**Directions:**
Return each line of the records holding the string "brand".

**Materials provided:**

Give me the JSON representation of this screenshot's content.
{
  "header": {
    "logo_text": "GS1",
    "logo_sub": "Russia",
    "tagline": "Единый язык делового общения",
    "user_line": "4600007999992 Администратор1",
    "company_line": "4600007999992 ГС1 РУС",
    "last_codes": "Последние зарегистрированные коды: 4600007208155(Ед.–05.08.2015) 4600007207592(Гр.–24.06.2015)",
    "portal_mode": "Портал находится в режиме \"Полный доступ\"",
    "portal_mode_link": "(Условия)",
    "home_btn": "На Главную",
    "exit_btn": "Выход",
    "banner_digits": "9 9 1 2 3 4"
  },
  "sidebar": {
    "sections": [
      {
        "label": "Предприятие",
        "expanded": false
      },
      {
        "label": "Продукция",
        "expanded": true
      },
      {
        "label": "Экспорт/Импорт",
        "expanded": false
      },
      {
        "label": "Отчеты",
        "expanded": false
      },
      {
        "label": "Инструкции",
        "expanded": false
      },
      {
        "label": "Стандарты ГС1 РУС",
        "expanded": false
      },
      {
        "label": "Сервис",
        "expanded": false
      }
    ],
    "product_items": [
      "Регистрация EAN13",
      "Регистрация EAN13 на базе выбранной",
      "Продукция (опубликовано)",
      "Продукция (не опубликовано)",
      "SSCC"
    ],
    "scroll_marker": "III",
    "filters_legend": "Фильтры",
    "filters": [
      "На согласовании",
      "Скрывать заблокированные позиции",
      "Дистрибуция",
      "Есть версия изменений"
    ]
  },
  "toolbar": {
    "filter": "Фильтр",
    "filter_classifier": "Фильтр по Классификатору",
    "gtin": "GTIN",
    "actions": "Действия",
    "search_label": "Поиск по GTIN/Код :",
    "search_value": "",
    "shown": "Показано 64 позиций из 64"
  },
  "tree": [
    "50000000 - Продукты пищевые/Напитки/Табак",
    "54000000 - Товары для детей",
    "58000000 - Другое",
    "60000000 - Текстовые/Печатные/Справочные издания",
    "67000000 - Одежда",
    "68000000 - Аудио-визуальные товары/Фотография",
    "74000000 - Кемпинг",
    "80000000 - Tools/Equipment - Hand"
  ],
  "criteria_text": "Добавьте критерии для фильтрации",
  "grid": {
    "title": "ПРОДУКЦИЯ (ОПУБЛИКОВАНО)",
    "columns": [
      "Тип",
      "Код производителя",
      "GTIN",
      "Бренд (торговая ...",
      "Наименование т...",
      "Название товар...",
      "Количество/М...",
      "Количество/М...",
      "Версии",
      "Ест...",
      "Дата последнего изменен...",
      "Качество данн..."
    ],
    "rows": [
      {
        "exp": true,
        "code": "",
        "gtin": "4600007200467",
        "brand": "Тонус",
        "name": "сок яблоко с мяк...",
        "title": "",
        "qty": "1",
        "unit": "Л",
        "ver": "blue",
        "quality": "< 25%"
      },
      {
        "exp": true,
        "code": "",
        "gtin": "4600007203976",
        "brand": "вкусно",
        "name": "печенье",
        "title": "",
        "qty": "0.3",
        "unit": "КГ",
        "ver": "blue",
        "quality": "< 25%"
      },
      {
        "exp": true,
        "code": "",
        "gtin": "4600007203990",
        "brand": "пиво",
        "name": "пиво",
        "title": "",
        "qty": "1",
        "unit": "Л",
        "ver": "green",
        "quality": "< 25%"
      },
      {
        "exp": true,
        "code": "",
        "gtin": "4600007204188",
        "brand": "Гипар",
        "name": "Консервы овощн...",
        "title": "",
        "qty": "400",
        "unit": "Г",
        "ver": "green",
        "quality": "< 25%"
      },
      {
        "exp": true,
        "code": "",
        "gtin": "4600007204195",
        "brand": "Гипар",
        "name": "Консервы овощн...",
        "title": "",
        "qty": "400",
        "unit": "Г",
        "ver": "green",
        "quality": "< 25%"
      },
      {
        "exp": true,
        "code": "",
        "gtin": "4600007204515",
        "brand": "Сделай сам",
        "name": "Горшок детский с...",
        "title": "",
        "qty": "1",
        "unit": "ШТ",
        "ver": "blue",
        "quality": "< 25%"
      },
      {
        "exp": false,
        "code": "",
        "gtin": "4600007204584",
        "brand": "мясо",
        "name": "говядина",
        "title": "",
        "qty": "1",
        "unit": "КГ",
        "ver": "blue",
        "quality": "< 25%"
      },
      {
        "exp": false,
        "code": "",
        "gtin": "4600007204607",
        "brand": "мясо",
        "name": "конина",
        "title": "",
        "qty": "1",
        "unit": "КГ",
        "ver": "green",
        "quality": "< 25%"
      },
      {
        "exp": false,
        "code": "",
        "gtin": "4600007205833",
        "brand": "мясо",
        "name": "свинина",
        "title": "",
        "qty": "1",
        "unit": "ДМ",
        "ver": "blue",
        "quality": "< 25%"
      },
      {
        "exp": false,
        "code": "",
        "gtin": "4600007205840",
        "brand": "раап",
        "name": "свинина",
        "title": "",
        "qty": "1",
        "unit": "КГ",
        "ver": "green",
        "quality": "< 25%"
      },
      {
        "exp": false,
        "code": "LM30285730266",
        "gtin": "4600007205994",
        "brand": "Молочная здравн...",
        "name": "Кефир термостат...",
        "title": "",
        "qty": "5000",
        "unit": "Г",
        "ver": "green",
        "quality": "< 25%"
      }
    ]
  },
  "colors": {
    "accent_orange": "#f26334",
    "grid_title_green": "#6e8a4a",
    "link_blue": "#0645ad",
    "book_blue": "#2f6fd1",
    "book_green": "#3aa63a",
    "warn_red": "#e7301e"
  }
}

**Solution to the problem:**
        "brand": "Тонус",
        "brand": "вкусно",
        "brand": "пиво",
        "brand": "Гипар",
        "brand": "Гипар",
        "brand": "Сделай сам",
        "brand": "мясо",
        "brand": "мясо",
        "brand": "мясо",
        "brand": "раап",
        "brand": "Молочная здравн...",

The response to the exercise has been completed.